The Ministry of Rural Development’s socioeconomic census, which commissioned 640K tablets in 2011 and 2012 for its door-to-door surveys (at $72, from Bharat Electronics, with no drama but their admitted inability to meet the ministry’s request of a $35 price point)
The Tamil Nadu government’s “one laptop per student” program to deliver 1.4M laptops to college students each year for the next 5 years. (They have 6 different vendors sharing the task)
She notes that some of the Tamil Nadu vendors are finding it difficult to complete their deliveries under budget. But neglects to note that the program was successful enough for Uttar Pradesh to copy it, recently putting out a tender for roughly 250K tablets (for students passing their 10th grade exams) and 200K laptops (for those passing their 12th grade exams), as year 1 of a multi-year program.
We will see whether DataWind manages to make good on their goal of millions of sales this year. Kapil Sibal continues to push for all 220M students in India to have their own laptop or tablet. And he continues to say compelling things of his vision, such as “It will be a device that creates content.” One way or another, I hope that vision is realized.
Professors Doug Kranch (of North Central State College) and Terri Bucci (of Ohio State University) are launching an XO Educational Software Project this year. This will be a collaboration between them and their students, and partners in Haiti, to develop math and science modules for the XO. They are also developing a simple router/server setup that Haitian teachers can use to support such software — NCSC’s fall course on client/server development will focus on this work.
The project aims to meet Haitian curricular standards, with ongoing feedback from schools around Croix des Bouquets, in collaboration with teachers, students, and university faculty and students from University Episcopal in Port-au-Prince. These contacts are supported by Ohio State’s ongoing Haiti Empowerment Project.
Sameer Verma of OLPC-SF, as he mentiond at last week’s amazing community summit, is putting together a book server for use in rural India, with 20,000 books and audio files on it for students and teachers to use locally. He is going to deploy it at a school pilot near his familial hometown.
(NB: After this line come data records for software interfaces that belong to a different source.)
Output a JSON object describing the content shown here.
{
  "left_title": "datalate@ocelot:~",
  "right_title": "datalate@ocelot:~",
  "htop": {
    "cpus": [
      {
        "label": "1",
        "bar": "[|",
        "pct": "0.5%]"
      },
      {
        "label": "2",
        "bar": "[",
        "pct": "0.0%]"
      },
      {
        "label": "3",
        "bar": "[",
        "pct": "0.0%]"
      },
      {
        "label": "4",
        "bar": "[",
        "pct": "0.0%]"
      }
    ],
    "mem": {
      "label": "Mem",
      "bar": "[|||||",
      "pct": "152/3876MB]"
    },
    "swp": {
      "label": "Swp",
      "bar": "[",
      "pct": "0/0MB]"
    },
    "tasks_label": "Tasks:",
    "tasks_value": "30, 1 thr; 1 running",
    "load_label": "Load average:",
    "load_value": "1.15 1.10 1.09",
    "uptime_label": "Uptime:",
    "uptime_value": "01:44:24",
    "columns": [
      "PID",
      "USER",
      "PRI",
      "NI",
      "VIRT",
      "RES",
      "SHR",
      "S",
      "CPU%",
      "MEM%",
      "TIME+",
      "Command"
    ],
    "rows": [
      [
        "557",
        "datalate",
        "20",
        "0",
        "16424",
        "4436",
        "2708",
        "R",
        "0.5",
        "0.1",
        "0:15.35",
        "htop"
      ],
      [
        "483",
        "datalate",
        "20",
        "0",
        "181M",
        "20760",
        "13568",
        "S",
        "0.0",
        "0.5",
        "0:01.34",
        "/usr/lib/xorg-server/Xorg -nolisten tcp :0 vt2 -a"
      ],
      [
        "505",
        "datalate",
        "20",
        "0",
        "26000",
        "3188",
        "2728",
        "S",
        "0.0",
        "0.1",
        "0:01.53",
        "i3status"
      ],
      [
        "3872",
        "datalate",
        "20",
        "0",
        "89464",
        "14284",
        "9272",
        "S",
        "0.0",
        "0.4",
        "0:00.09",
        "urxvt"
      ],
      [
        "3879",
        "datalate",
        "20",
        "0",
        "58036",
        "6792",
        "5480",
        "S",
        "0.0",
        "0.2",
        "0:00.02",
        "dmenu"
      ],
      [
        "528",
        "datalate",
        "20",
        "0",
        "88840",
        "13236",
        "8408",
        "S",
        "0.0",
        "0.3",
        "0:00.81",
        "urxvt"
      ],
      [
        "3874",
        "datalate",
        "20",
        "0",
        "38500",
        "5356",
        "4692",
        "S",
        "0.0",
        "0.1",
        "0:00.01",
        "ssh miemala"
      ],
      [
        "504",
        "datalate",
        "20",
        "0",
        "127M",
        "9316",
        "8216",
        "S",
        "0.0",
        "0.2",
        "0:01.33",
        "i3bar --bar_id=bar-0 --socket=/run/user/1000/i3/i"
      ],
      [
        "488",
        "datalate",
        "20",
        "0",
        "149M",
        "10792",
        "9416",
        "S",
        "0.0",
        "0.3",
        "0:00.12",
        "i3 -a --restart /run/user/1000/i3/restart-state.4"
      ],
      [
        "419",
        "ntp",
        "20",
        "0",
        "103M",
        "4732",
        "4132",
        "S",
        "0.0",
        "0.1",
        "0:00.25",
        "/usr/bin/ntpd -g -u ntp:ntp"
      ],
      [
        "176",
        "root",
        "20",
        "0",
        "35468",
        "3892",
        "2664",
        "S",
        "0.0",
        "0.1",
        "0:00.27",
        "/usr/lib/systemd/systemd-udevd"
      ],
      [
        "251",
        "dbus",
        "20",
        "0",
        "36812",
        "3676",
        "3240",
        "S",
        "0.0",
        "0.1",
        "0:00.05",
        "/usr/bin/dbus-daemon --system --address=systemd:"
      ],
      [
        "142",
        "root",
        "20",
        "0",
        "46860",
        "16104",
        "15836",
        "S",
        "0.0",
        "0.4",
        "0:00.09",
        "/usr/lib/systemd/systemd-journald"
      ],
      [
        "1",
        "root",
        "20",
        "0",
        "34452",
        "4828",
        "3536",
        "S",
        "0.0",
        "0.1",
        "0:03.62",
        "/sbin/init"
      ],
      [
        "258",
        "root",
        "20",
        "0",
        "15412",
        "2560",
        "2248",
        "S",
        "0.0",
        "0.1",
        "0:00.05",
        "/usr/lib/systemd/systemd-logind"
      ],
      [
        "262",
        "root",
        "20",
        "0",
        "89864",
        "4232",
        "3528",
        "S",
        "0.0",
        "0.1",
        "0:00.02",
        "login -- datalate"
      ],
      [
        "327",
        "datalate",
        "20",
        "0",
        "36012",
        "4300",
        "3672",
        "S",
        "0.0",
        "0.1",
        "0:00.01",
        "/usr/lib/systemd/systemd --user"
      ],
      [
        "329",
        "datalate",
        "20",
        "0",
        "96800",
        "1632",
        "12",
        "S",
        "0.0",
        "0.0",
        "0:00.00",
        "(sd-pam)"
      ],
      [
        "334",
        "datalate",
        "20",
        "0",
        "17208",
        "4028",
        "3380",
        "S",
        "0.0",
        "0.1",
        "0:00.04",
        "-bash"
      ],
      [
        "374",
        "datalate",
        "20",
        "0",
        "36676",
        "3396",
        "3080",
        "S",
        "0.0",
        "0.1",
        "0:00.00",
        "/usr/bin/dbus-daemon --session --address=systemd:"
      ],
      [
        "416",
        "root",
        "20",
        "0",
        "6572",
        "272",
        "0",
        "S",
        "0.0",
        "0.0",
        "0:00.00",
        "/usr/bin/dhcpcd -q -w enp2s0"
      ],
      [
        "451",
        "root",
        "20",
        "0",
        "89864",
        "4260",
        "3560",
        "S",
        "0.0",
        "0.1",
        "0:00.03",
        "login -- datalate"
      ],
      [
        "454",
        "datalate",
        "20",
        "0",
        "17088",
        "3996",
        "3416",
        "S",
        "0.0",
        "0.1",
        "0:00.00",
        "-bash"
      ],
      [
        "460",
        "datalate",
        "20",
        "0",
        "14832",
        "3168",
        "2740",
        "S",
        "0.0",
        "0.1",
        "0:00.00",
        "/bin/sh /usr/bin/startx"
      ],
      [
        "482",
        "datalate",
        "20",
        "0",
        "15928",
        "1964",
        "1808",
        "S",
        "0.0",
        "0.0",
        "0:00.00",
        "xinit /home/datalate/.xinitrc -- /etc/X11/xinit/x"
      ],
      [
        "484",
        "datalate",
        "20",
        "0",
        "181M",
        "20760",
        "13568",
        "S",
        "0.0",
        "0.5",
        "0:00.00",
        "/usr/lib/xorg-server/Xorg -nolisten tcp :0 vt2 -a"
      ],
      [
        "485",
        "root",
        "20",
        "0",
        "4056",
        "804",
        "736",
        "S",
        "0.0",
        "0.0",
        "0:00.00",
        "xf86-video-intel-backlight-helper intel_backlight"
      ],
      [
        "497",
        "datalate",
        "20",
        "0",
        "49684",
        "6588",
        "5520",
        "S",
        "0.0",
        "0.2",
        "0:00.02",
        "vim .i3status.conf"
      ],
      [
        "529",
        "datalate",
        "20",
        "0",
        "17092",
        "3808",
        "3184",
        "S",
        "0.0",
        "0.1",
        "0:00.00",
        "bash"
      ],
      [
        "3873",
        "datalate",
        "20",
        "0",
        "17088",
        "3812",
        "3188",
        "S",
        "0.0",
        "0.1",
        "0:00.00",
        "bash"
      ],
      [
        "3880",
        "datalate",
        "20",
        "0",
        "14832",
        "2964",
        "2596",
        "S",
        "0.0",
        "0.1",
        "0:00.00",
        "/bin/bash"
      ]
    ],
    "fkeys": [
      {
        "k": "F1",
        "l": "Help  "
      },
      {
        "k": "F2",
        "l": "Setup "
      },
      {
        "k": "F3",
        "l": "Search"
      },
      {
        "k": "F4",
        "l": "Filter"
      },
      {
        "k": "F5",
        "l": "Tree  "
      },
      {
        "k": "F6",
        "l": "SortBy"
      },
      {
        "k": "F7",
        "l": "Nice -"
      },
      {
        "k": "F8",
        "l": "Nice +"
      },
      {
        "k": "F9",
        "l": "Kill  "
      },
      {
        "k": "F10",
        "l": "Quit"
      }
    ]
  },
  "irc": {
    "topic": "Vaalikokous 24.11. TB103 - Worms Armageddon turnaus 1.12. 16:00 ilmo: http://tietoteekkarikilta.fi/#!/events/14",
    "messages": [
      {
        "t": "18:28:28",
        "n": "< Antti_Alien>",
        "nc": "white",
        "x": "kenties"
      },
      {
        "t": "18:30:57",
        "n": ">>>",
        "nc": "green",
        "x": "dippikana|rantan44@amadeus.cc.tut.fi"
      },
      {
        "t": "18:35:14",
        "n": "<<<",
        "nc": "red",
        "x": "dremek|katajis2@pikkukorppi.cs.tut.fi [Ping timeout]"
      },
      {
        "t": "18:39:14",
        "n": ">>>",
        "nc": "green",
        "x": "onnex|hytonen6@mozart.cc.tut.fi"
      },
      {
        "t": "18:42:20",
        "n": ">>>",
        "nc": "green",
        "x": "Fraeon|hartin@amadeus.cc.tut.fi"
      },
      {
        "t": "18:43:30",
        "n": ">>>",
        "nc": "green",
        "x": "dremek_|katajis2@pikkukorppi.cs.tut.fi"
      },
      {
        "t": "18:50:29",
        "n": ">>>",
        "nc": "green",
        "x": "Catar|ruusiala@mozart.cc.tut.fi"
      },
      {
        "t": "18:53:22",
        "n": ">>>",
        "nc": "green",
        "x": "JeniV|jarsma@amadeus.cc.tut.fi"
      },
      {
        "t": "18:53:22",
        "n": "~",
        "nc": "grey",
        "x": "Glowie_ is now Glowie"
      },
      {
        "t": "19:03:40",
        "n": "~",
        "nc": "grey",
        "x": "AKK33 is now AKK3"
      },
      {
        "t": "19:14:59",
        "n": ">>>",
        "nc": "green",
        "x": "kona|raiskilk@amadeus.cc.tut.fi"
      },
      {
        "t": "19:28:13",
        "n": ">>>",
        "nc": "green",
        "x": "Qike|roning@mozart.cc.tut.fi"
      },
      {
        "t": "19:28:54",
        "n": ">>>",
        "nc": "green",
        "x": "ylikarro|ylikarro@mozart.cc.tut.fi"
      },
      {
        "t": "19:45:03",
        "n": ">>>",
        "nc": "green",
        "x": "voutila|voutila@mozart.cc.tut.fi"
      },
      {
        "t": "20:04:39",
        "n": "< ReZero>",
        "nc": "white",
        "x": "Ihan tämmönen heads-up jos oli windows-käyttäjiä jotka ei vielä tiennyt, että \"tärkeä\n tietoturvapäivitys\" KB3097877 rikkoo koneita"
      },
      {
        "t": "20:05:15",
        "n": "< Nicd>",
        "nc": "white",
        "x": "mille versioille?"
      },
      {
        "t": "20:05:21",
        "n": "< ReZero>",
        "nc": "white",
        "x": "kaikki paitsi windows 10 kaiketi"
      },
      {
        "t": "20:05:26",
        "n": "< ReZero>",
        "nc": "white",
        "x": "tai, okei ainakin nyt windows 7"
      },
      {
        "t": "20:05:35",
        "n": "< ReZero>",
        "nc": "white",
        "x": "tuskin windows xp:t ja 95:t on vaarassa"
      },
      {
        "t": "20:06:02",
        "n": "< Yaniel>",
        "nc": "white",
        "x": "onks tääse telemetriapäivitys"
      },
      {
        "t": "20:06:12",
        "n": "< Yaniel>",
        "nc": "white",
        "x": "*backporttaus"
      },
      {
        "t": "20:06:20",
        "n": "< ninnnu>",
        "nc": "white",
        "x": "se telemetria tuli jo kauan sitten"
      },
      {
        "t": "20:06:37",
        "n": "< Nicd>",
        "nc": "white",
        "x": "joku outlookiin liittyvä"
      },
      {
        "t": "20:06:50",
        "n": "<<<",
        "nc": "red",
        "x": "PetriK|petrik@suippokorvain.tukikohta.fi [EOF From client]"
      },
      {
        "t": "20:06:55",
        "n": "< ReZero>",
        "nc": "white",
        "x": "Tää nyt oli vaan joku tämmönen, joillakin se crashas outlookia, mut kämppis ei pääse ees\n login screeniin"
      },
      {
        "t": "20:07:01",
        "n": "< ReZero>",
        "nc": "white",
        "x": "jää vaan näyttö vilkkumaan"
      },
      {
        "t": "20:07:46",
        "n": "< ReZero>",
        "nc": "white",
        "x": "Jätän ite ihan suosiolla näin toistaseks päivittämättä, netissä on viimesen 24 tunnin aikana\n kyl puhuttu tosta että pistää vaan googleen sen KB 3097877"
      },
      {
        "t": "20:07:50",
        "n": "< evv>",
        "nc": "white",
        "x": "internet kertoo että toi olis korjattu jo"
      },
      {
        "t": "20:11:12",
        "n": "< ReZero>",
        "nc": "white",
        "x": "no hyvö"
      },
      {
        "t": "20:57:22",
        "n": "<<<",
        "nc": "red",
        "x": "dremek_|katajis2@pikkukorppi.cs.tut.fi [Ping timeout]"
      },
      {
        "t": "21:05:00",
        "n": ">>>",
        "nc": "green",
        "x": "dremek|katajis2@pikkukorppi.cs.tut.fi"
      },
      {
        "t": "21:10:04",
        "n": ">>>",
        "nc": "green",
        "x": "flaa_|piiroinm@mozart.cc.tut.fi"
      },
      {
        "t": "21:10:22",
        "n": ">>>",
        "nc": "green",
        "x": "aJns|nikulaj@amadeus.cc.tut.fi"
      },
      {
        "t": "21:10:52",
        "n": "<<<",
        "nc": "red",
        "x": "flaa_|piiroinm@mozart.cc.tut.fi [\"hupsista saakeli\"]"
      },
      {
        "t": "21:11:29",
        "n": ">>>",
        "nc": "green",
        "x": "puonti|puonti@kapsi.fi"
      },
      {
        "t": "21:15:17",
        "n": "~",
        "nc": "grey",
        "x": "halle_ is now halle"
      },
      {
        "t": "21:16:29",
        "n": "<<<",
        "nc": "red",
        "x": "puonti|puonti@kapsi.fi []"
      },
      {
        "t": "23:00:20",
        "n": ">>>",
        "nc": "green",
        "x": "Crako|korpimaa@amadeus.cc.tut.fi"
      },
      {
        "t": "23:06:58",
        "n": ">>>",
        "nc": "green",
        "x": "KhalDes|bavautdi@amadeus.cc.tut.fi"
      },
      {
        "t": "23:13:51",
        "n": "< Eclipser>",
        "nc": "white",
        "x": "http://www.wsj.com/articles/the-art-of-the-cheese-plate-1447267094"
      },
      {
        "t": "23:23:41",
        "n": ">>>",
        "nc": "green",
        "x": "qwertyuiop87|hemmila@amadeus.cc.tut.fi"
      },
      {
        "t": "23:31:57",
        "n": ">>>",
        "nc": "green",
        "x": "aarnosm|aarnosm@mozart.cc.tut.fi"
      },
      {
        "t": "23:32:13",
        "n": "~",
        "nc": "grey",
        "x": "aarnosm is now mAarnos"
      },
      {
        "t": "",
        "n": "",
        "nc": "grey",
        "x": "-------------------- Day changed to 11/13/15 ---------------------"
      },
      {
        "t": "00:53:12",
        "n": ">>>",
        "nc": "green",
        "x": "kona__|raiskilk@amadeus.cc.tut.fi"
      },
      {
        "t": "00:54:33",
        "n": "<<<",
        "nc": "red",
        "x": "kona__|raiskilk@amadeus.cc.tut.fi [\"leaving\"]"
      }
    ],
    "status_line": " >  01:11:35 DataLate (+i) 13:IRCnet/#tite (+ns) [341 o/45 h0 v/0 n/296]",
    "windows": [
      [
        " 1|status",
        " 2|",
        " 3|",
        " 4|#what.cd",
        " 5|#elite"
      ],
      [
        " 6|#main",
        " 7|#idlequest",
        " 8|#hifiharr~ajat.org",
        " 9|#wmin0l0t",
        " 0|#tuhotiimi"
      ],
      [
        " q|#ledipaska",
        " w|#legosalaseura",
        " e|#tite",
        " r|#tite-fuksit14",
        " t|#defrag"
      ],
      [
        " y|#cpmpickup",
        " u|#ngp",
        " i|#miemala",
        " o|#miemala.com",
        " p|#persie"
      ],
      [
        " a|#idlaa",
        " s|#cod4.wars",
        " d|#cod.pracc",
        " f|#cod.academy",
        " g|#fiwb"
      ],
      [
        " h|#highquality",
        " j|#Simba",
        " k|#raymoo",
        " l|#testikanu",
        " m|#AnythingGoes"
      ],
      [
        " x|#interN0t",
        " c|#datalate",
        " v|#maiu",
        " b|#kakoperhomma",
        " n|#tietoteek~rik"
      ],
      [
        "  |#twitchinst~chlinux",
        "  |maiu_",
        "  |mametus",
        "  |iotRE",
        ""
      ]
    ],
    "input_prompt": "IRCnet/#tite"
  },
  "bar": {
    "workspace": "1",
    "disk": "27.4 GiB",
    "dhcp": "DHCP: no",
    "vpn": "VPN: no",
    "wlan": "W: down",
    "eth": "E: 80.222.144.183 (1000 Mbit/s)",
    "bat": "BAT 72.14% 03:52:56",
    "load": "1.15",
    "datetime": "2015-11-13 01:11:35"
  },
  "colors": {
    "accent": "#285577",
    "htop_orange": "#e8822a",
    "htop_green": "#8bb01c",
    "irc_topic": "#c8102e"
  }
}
This is a Pathagar server implementing the OPDS bookserver standard, running on a tiny Sheeva Plug device, accessible over a local network to XOs in the neighborhood. The Sheeva Plug is low power and has USB and SD ports that make it easy to expand such an offline library. Here it is plugged in and in use, drawing a total of 4 Watts:
Sayamindu Dasgupta, who contributed to the design of the OPDS specification, developed the Pathagar server to implement the spec; Manuel Quiñones created the version of the server used here. Book and audio suggestions are welcome for this particular build, and a web-based form for linking to OPDS archives suitable for inclusion in the image will be up shortly. If you have your own Sheeva Plug, you can torrent the original disk image of this installation.
The setup was load-tested last night, using a simple build: a stock Sheeva Plug and 16GB USB key (total cost: $100). Quick statistics:
Nick writes about his first time as a Maker at Maker Faire, where he showed off some lovely hacks involving XOs and hung out with the Raspberry Pi team, among others. More photos and background on his blog.
The contest rules are out for the OLPC/Nickelodeonstorytelling contest. OLPC and Nick will be judging the submissions together. All XO users in Latin America are eligible to compete by submitting a story, anination, or other multimedia clip of up to 3 minutes. Contest ends August 29.